Data provided Start Marker

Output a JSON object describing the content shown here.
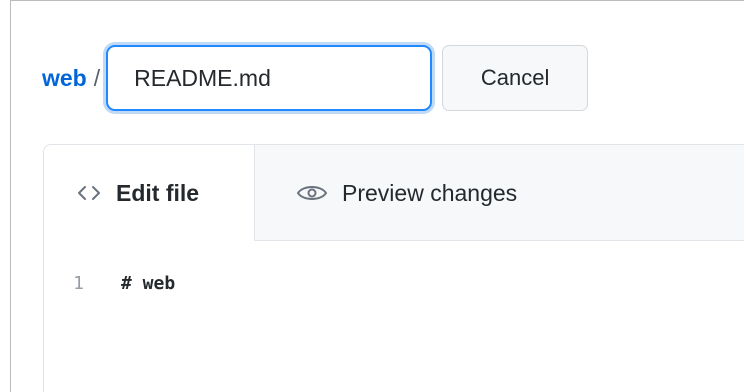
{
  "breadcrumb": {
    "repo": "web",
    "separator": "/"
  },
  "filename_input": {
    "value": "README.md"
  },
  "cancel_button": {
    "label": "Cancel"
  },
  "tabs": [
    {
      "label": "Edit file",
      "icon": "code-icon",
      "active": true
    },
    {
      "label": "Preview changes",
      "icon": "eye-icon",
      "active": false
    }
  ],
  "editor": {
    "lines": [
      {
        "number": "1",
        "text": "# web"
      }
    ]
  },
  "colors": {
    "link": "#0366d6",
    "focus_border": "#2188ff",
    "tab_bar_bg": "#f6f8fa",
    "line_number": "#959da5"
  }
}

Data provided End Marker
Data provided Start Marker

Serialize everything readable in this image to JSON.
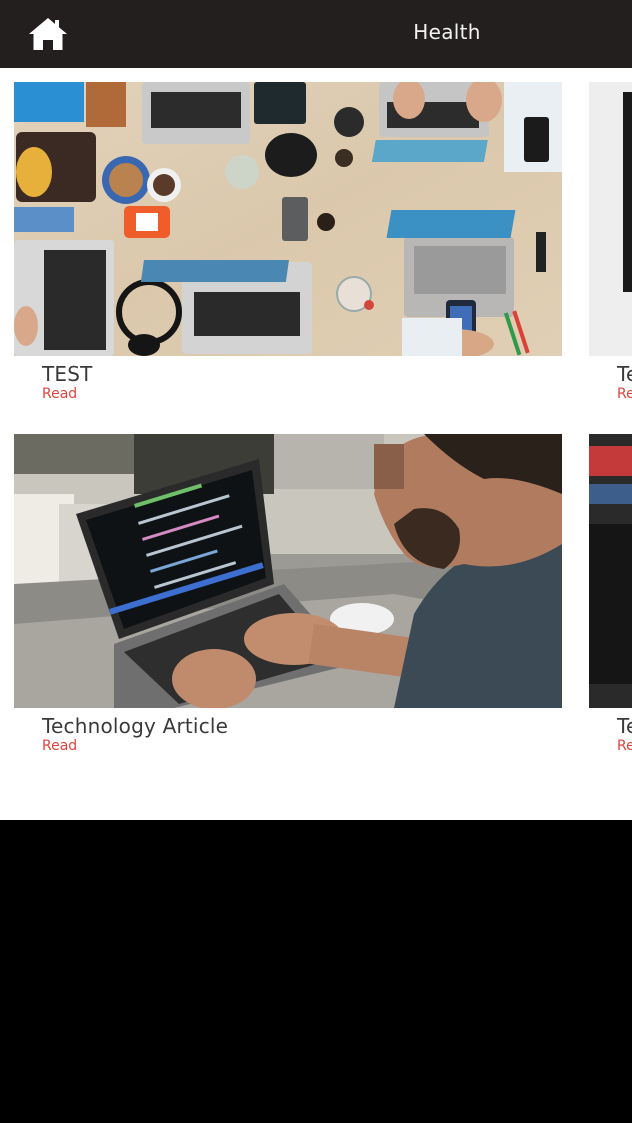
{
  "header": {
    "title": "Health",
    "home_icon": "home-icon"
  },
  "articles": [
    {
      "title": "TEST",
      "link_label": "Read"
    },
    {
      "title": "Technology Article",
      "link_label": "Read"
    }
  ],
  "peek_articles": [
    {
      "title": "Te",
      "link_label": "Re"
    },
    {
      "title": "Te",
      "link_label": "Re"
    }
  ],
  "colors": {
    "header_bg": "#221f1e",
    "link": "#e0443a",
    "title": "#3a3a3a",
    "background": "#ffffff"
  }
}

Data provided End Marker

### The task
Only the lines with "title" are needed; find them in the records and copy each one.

### Response to this exercise
    "title": "Health",
      "title": "TEST",
      "title": "Technology Article",
      "title": "Te",
      "title": "Te",
    "title": "#3a3a3a",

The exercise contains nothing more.